In the US, 50 percent of Americans play a lottery at least once a year. However, the players are disproportionately low-income, less educated, nonwhite and male. Moreover, these individuals are likely to have a lower life expectancy than the general population. They also tend to have more debt. These facts are why some people question the role of lottery in society.
While super-sized jackpots drive lottery sales, they also skew the overall odds of winning. This is because a big prize pool creates more multiple winners and therefore reduces the chances of any one winner. Moreover, when the jackpot reaches a record-breaking amount, it becomes a news item and generates free publicity, further driving ticket sales.
Despite the long odds, some people still find the prospect of winning the lottery appealing. These individuals might believe that the monetary prize would provide them with sufficient entertainment or other non-monetary benefits to offset the expected cost of purchasing a ticket. This is known as the “expected utility” theory, and it explains why some people are willing to make irrational decisions in pursuit of their dreams.
To calculate the probability of winning a lottery, you can use statistics from previous drawings. For example, you can find out how often a particular combination has appeared in previous draws. You can also look at the distribution of winning combinations in each drawing. In addition, you can compare the number of winners and the amount of the prize money in each drawing. This will help you identify patterns that might be useful for predicting future outcomes.

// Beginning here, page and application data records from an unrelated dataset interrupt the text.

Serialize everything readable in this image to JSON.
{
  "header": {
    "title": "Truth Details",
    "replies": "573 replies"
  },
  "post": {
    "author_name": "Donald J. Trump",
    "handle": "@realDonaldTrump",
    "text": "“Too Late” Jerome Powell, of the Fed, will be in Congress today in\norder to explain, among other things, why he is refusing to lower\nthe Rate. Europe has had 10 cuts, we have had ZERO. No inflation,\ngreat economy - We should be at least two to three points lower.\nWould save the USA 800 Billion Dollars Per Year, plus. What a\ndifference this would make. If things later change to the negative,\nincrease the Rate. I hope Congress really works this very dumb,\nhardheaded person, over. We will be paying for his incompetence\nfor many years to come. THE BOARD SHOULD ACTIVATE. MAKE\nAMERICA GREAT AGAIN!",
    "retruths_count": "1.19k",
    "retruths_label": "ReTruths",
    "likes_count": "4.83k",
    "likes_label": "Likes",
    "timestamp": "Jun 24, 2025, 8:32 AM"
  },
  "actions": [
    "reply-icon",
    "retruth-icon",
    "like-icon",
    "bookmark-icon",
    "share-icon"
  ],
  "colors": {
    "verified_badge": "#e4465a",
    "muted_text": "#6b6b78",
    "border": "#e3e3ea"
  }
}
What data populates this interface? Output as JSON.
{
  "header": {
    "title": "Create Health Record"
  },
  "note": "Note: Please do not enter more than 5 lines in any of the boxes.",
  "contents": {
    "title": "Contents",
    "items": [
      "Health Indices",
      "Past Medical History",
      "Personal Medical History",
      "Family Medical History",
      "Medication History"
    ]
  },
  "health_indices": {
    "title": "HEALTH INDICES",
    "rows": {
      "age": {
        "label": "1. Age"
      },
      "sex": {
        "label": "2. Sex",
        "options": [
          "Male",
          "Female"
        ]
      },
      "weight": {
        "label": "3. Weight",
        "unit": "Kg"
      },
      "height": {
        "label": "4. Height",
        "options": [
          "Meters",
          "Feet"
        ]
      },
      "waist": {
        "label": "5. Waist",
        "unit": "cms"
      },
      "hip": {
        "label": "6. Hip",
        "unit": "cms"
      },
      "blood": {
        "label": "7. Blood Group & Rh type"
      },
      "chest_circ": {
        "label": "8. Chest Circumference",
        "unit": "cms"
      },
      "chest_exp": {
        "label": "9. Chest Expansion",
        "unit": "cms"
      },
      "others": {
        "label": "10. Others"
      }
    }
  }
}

The most effective strategy to beat the lottery is to study past results. The key is to learn how to spot a winning ticket before you purchase it. You can do this by looking at the outside of the ticket and identifying patterns. In the case of scratch-offs, you can chart the “random” outside numbers and look for digits that appear more than once. You should also pay attention to singletons, which signal a winning ticket 60-90% of the time.